Students are birding during their May Term course that involves exploring wildlife and camping in the Smoky Mountains.

By Roanoke College News

Camping, ocean swimming, playing blackjack - for class? It's May Term at Roanoke

For several weeks this month, some Roanoke College students are hiking, swimming at Cape Hatteras, learning how to win roulette, camping at a music festival and more.

These experiences are part of the College's May Term Intensive Learning courses, which began in mid-May and include field trips and on-campus activities through June 3.

Roanoke students are not only staying on campus this May Term. Some are traveling to 12 different countries, from the United Kingdom to Belize.

Below are some highlights of this year's campus and short trip courses:

Differ-abilities: Considering the Experiences of the "Disabled"

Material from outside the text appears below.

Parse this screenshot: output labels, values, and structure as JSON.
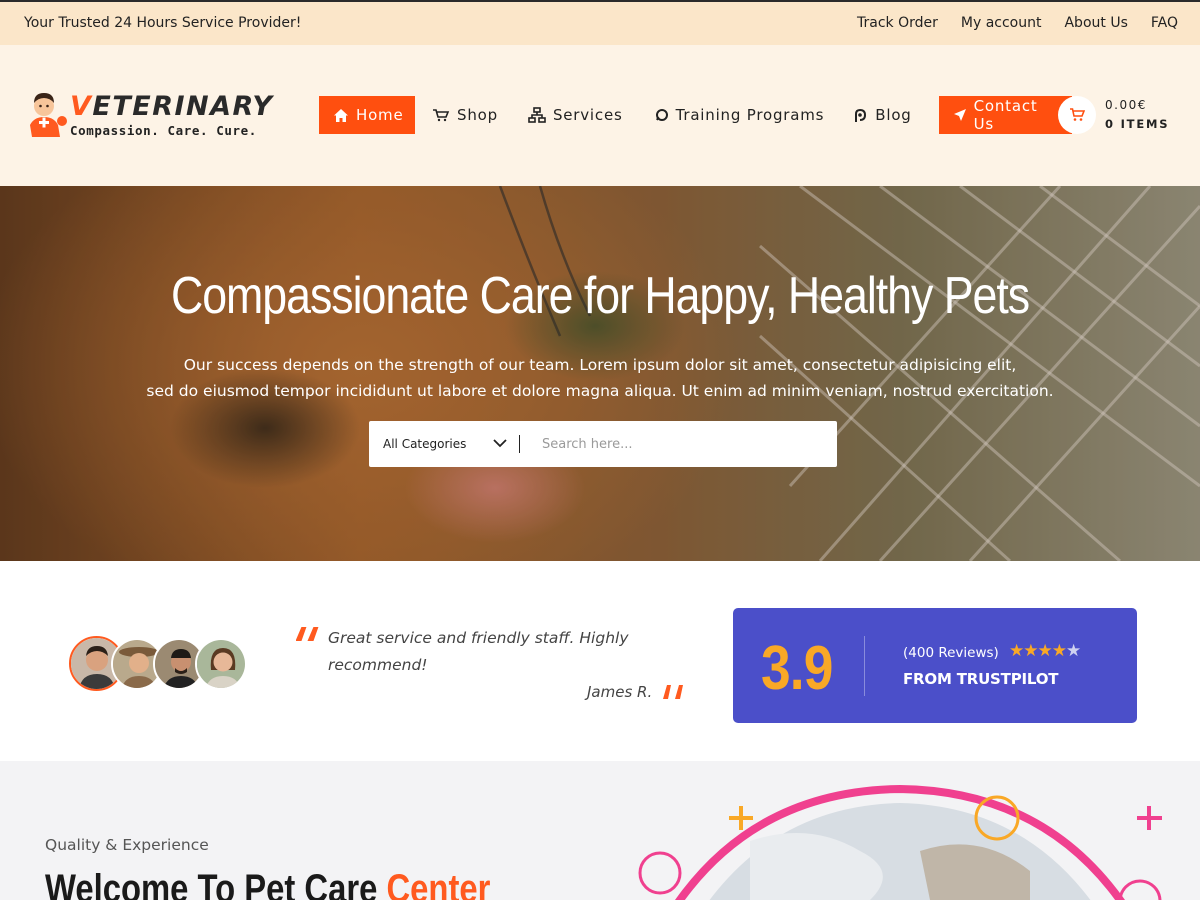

Students are learning what life is like for those who live with disabilities in this class led by Professor Frances Bosch. Through one of the class' projects, Toy Like Me, students are reconfiguring dolls and other toys to have physical challenges that represent disabilities, such as adding feeding tubes, cochlear implants and casts. The toys will be given to children who have the same disabilities.

The Mathematics of Gambling and Games

The gaming industry relies on mathematics to drive profits and avoid loses. In this course taught by Dr. Adam Childers, students learn the basic winning strategies for roulette, blackjack and various forms of poker.

Bluegrass and Old-Time Music in Southwestern Virginia

Students in this course, led by Dr. Gordon Marsh and Dr. Hannah Robbins, are exploring music culture by examining old-time and bluegrass music, while also camping at a music festival.

Exploring the Biological Diversity of the Southern Appalachians

Roanoke students are keeping field notebooks and identifying trees, forest wildflowers, birds and other wildlife in the region through this course led by Dr. Rachel Collins. The class also is spending six days camping in the Great Smokey Mountain National Park in Tennessee.

Health and Happiness

The class, led by Dr. Michael Maina, examines happiness and its impact on wellness. Students are spending this week in Cape Hatteras, North Carolina, for ocean-based activities and exploring the nature of happiness and its influence on health.

Politics in Art

Politics and art are intertwined, and students are exploring both through discussion of films, books and a trip to Washington D.C., where they will visit well known sites and museums and learn about the architecture of major buildings, monuments, and the design of the city itself. The course is led by Dr. Marit Berntson.

American Political Parties

U.S. politics comes to life for students taking this course. The class, led by Dr. Bryan Parsons, is divided into three parties - Republican, Democrat, and a yet-to-be-named third party. Students are taking day trips to Washington, D.C., and Richmond, Virginia, to meet with party leaders and debate the State of the Parties in politics today.

Adventure into Nature

This course, taught by Dr. Steve Powers, offers extensive insight into the geology, plants and animals of the southern Appalachians and their interactions with each other and human inhabitants. Several backpacking trips in Virginia and West Virginia are part of the class.